Earlier this year…

front-cover-full-for-web-or-screen-1-200x300While at WWU for my MFA, I took a class from Brenda Miller on autobiography and photography, which led me to hand-make an accordion book covered in maps, juxtaposing NASA Landsat images of the Mississippi River with family photos and memory vignettes. The WWU MFA program has a “multi-genre” focus, meaning lines usually drawn to separate types of writing and art break down. Bellingham Review, the grad literary journal at WWU, recently opted to open hybrid submissions. As WWU English TAs, we asked our students to expand their concept of a “text.” (Our word “text” comes from the Latin for “to weave”—texere.) Students asked questions about how design and juxtaposition and delivery affect their understanding of a work as a whole.

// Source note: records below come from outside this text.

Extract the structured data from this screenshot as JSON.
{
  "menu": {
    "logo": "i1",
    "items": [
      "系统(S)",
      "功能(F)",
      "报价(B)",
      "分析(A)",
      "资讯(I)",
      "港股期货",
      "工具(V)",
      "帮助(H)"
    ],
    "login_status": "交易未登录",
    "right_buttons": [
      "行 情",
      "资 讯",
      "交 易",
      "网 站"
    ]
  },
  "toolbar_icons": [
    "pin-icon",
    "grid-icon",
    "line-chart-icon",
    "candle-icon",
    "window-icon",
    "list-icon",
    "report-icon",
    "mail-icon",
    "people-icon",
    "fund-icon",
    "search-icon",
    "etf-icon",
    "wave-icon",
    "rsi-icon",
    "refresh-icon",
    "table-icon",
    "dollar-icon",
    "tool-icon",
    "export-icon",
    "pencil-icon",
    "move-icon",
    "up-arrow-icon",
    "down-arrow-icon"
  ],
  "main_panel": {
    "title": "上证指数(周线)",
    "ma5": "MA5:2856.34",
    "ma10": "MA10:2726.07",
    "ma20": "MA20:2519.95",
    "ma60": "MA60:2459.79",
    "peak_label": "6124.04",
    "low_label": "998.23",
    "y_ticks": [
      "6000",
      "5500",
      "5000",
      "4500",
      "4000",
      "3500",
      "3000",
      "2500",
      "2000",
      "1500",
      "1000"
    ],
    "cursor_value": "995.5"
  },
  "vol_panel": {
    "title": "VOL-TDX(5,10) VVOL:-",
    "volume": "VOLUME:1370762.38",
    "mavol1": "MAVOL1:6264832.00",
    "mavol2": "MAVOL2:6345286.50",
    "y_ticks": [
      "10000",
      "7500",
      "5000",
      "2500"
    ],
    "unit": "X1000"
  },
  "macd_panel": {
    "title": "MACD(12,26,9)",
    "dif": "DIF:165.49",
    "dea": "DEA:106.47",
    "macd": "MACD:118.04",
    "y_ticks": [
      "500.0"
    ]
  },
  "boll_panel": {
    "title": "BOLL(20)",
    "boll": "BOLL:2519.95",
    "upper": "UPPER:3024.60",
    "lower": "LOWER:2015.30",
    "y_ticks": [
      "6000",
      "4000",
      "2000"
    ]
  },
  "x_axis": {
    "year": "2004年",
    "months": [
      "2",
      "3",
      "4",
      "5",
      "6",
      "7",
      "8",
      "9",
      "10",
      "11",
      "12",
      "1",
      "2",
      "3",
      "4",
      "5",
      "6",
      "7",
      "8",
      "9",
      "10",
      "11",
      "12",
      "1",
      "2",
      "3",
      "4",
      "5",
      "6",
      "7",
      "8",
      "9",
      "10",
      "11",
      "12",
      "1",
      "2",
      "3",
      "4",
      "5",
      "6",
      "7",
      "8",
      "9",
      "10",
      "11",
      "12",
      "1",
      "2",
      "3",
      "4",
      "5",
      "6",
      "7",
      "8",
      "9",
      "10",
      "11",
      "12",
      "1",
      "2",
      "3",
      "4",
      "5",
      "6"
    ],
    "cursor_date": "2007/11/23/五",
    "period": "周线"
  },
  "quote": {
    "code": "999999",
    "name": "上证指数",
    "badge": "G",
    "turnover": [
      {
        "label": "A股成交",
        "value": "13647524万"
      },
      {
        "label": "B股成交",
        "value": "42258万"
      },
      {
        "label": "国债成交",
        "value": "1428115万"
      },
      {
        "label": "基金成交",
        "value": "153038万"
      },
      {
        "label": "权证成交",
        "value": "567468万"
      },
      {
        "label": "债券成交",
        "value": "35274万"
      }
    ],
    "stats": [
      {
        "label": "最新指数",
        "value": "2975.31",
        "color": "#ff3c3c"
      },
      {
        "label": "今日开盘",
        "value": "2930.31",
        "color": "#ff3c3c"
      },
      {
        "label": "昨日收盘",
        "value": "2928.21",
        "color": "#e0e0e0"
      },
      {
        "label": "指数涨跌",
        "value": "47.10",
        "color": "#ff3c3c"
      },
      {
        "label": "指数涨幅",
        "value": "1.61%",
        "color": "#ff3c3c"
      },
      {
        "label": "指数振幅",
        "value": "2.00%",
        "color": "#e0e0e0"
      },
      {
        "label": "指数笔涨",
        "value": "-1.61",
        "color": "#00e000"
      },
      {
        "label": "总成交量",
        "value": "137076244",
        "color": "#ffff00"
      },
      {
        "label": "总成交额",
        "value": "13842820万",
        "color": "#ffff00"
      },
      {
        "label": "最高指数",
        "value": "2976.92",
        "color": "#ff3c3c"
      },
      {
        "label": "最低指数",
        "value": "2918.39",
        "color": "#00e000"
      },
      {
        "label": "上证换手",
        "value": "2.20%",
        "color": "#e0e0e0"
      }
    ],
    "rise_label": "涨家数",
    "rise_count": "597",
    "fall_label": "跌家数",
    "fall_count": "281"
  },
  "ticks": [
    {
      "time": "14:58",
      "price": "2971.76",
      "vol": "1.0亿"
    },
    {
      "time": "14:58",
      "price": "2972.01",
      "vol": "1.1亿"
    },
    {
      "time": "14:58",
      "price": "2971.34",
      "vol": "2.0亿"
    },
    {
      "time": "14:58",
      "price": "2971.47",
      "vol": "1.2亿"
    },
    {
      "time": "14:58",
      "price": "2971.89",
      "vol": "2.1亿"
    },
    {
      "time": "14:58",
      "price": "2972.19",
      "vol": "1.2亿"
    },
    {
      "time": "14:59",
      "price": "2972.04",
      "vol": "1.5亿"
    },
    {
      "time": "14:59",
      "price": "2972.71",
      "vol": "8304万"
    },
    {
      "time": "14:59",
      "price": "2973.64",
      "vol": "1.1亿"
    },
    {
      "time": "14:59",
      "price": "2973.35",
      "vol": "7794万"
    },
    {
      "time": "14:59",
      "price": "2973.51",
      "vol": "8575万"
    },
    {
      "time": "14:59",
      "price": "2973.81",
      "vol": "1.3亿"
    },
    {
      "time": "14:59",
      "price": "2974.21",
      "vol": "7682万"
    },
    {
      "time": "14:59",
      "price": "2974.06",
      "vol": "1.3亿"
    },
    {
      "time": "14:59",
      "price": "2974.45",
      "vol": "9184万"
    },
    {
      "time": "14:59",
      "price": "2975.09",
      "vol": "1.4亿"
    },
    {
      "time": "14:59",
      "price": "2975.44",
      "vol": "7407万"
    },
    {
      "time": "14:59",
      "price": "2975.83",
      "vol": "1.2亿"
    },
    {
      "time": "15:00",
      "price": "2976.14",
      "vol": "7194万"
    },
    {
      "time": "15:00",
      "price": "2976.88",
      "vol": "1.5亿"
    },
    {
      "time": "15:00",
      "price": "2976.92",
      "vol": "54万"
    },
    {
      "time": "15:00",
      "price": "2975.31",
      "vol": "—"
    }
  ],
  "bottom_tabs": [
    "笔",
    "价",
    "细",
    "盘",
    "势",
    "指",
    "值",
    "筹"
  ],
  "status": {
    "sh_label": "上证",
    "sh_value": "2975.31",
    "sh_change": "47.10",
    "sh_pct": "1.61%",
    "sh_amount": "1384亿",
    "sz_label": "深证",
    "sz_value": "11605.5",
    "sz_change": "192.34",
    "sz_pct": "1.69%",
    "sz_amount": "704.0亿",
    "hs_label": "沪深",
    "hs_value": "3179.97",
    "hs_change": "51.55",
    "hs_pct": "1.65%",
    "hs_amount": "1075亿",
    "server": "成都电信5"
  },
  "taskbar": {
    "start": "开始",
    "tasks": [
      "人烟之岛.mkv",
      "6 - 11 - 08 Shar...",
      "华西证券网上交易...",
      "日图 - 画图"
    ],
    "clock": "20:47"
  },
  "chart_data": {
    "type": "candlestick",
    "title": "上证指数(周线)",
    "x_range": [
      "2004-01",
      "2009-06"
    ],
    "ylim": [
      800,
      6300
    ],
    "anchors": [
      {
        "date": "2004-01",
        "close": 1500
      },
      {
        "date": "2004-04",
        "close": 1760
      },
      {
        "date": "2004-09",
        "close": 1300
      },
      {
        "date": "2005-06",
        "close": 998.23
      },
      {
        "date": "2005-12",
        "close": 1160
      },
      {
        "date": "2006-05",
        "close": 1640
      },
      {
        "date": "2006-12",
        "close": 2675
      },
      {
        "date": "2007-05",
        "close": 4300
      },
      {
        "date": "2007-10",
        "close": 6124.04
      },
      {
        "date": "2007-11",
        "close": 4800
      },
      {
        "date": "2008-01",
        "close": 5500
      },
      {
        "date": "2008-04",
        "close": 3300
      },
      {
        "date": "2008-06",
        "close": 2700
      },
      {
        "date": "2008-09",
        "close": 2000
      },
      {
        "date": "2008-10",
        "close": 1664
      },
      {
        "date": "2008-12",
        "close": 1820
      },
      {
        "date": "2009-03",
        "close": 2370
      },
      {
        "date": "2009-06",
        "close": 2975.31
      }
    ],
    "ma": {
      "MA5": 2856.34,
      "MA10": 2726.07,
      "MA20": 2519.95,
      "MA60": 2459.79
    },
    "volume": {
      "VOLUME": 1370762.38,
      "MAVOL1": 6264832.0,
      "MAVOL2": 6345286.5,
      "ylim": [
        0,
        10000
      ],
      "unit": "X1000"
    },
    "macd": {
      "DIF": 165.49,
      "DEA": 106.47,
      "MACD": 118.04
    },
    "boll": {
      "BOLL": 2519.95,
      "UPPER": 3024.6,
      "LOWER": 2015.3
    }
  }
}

Earlier this year, Brenda asked me if I might be interested in designing her latest book from Judith Kitchen’s Ovenbird Press, An Earlier Life. As a graduate of the MFA program she helped found, with its focus on hybridity and form, I care even more deeply about words, and I have also come to care deeply about the book or vessel that allows these words to meet their readers.

I read and reread Brenda’s manuscript, and months later I’m still stunned by An Earlier Life‘s accumulation of wild places, sacred moments, aches, and questions. Her book is beautiful, and I was honored to set it to the page. Come celebrate Brenda’s book launch Friday night, 4/15, at Village Books, 7:00 p.m!

Oh, and I’ll read poems Thursday night, 4/14, at Village Books, 7:00 p.m. for Noisy Water‘s almost-final poetry month mega-reading.

 

Noisy Water Reading at Lummi Island Library

WPA Cover FINAL for media 300 dpiThis Saturday, poets will descend on the Lummi Island Library as part of Whatcom poetry anthology Noisy Water‘s no-town-left-behind reading series. I’m delighted to read alongside Luther Allen (co-conspirator with JI Kleinberg of this community poetry extravaganza), and my former professors Suzanne Paola and Bruce Beasley, as well as a few other wonderful poets.

Reading starts at 7:30!

For more information, check out Other Mind Press’s Noisy Water site.